■ EXTRACTED MATERIAL
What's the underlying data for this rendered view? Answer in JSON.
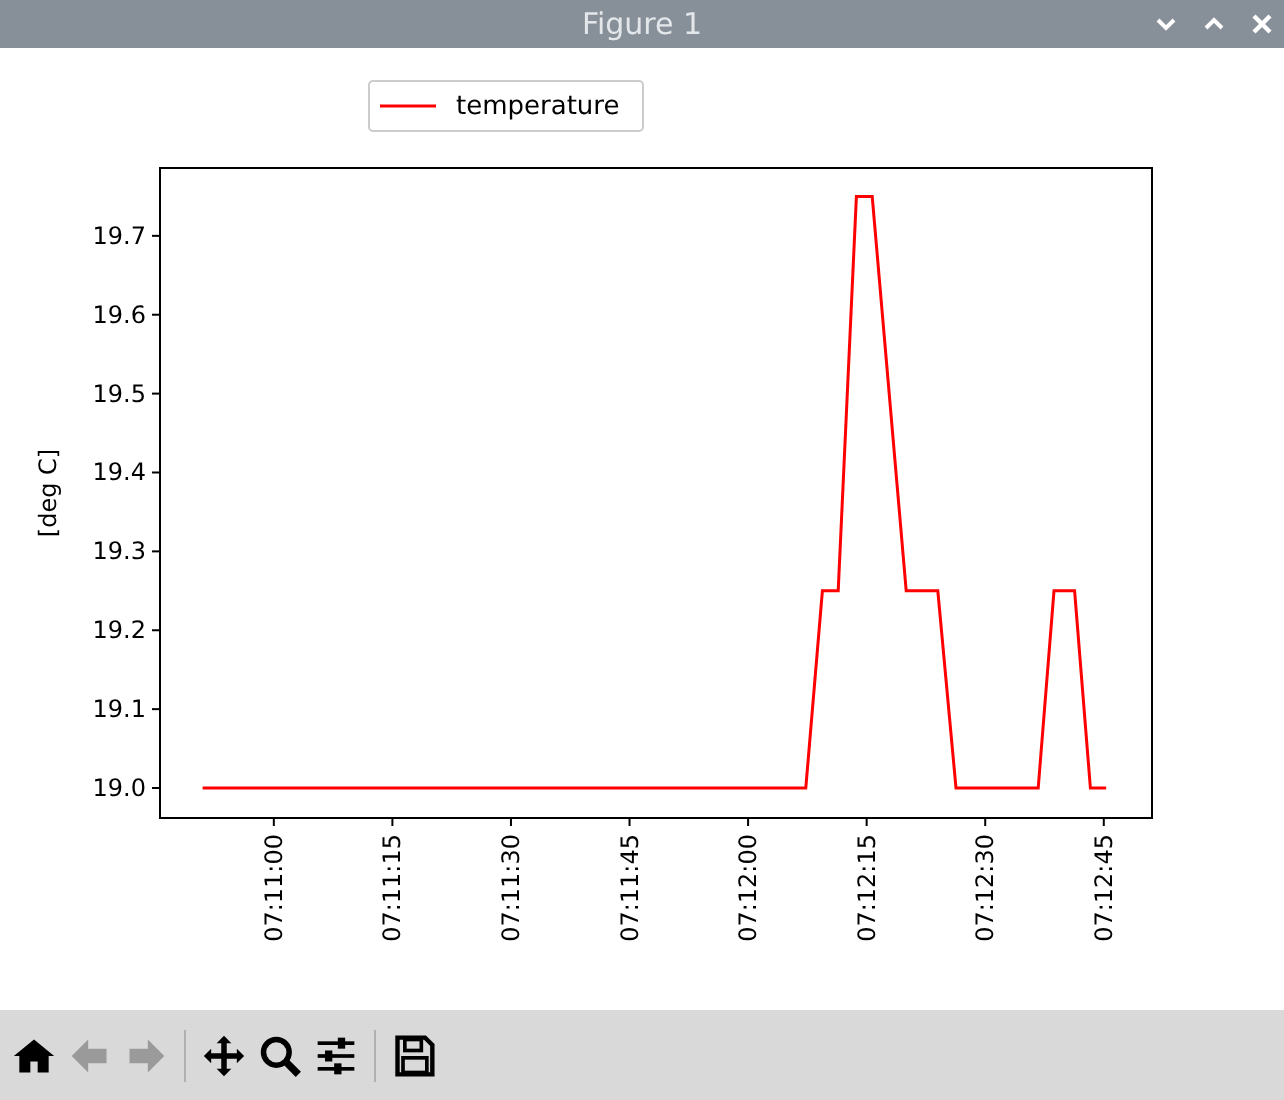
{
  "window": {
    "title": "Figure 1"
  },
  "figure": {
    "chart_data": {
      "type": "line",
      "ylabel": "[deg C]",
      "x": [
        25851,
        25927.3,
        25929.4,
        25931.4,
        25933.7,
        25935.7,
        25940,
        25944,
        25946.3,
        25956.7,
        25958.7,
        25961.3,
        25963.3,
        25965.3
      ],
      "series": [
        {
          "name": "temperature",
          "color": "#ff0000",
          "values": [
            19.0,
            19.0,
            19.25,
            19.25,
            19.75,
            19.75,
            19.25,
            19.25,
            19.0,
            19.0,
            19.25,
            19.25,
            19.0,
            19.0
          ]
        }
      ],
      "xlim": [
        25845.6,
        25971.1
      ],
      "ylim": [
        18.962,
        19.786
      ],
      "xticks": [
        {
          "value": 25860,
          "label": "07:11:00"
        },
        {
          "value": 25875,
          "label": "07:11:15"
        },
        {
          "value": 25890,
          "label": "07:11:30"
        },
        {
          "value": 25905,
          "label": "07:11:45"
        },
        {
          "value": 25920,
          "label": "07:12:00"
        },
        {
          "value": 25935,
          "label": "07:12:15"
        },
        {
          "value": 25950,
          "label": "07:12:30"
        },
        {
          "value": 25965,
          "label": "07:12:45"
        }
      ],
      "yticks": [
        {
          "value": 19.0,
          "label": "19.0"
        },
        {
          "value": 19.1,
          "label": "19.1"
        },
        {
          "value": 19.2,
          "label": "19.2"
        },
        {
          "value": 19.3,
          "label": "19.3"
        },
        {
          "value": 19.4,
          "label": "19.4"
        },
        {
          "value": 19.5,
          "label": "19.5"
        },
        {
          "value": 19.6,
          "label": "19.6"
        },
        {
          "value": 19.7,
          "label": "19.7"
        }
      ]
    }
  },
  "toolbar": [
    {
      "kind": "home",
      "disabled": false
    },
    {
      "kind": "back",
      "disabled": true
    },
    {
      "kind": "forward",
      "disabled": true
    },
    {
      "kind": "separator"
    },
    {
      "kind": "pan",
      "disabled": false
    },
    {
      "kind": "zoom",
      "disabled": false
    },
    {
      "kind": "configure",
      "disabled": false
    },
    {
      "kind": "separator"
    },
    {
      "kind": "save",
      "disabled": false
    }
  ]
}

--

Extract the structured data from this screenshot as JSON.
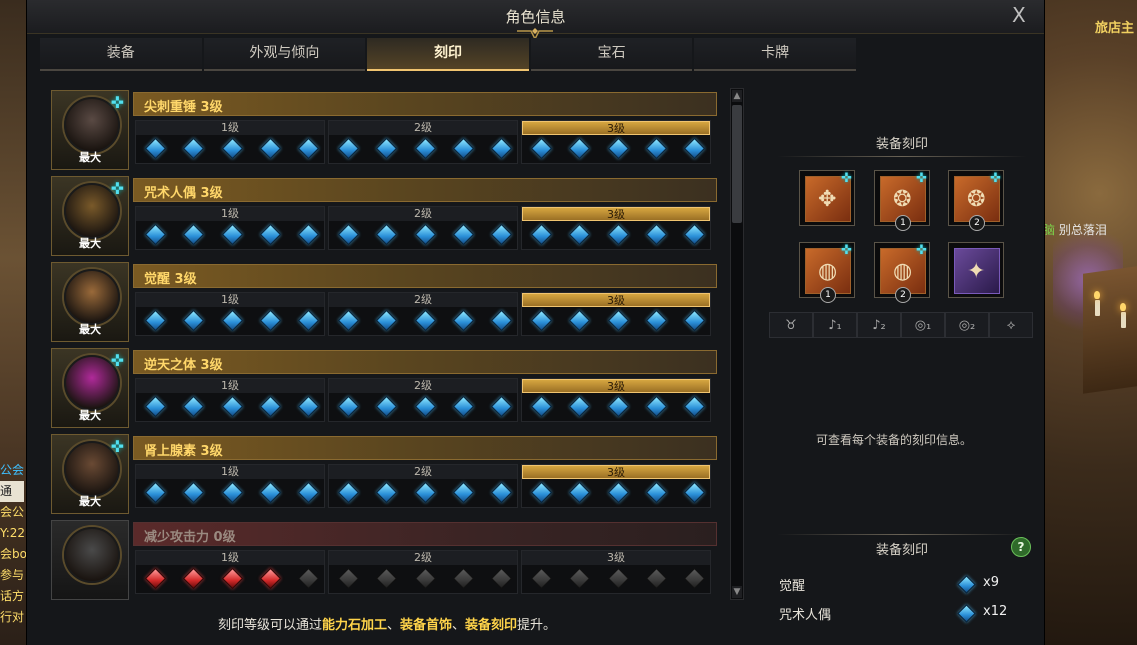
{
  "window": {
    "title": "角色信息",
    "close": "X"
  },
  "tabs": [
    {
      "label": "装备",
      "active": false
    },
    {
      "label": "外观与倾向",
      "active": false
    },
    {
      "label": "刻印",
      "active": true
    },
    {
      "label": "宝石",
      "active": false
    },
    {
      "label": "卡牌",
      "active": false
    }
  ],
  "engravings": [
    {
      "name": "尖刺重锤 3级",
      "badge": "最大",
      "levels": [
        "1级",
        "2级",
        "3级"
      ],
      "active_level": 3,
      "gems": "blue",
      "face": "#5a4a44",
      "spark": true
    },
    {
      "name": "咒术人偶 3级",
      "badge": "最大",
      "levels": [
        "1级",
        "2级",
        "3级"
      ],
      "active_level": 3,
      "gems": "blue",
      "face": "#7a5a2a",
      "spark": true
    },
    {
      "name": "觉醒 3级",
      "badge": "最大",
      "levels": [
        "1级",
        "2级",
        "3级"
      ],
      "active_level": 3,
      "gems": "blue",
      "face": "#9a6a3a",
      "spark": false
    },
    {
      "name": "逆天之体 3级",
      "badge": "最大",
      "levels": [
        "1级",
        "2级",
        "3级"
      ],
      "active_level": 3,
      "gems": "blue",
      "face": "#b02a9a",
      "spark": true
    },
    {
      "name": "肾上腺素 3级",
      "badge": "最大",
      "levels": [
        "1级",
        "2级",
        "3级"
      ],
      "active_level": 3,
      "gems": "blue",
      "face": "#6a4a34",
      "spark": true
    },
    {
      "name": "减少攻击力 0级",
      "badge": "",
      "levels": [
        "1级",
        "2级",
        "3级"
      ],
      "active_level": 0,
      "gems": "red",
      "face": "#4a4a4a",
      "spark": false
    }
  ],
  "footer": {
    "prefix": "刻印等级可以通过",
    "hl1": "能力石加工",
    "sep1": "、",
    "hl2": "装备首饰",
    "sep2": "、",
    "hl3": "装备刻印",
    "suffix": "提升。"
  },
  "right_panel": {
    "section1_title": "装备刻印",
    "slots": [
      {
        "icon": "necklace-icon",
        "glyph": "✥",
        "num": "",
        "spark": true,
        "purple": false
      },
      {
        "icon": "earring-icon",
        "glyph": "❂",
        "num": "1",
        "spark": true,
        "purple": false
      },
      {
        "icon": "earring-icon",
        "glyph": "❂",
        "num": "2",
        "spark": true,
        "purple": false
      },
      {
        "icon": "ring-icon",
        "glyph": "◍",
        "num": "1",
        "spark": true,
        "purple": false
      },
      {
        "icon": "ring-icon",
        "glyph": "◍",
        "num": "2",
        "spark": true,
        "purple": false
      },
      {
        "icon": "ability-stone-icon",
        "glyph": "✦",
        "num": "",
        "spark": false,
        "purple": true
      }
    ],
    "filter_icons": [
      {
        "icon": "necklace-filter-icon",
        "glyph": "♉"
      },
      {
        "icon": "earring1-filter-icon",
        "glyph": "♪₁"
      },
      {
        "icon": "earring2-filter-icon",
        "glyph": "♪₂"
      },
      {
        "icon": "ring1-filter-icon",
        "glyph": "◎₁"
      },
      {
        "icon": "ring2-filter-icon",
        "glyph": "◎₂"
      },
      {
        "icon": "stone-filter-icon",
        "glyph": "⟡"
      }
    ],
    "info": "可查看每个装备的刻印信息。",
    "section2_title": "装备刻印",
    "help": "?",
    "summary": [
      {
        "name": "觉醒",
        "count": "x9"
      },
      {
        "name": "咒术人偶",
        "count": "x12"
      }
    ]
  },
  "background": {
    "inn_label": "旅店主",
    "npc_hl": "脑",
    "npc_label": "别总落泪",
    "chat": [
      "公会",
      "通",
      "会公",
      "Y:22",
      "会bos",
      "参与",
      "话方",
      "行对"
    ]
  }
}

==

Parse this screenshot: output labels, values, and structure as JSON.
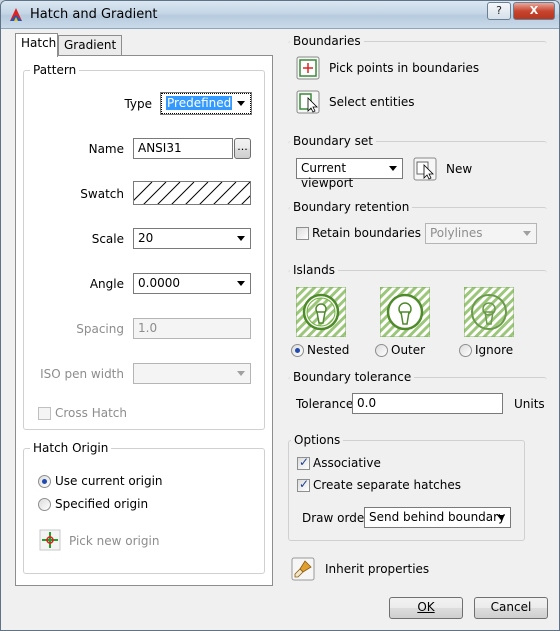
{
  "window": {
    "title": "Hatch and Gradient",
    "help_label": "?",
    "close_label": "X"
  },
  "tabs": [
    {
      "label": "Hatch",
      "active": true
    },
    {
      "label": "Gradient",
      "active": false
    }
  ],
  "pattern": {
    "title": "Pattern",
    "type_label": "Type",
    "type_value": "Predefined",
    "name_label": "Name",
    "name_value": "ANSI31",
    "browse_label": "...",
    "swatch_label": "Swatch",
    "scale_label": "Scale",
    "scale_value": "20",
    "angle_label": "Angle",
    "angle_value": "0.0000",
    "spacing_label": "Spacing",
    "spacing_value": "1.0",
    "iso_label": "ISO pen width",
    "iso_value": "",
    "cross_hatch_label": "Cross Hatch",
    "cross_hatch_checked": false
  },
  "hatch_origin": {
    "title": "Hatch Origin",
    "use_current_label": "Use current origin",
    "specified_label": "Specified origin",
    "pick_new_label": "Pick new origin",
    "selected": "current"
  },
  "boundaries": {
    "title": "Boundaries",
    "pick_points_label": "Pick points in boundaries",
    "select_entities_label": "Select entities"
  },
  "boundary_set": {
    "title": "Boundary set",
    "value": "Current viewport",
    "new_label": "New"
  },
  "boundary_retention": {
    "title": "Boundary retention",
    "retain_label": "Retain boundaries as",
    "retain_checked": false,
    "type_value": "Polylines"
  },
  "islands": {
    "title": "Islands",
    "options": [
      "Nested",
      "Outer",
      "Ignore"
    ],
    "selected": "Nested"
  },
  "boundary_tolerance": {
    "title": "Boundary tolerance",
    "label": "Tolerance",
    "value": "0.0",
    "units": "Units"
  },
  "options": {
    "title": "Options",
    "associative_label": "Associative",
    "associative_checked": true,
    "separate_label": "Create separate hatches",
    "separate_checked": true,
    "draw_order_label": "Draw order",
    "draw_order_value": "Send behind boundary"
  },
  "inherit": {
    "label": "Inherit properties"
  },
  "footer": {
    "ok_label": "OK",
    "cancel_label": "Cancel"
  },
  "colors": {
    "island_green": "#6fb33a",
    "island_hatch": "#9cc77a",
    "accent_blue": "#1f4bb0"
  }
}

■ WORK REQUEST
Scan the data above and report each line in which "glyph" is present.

■ TASK RESPONSE
        "glyph": "✥",
        "glyph": "❂",
        "glyph": "❂",
        "glyph": "◍",
        "glyph": "◍",
        "glyph": "✦",
        "glyph": "♉"
        "glyph": "♪₁"
        "glyph": "♪₂"
        "glyph": "◎₁"
        "glyph": "◎₂"
        "glyph": "⟡"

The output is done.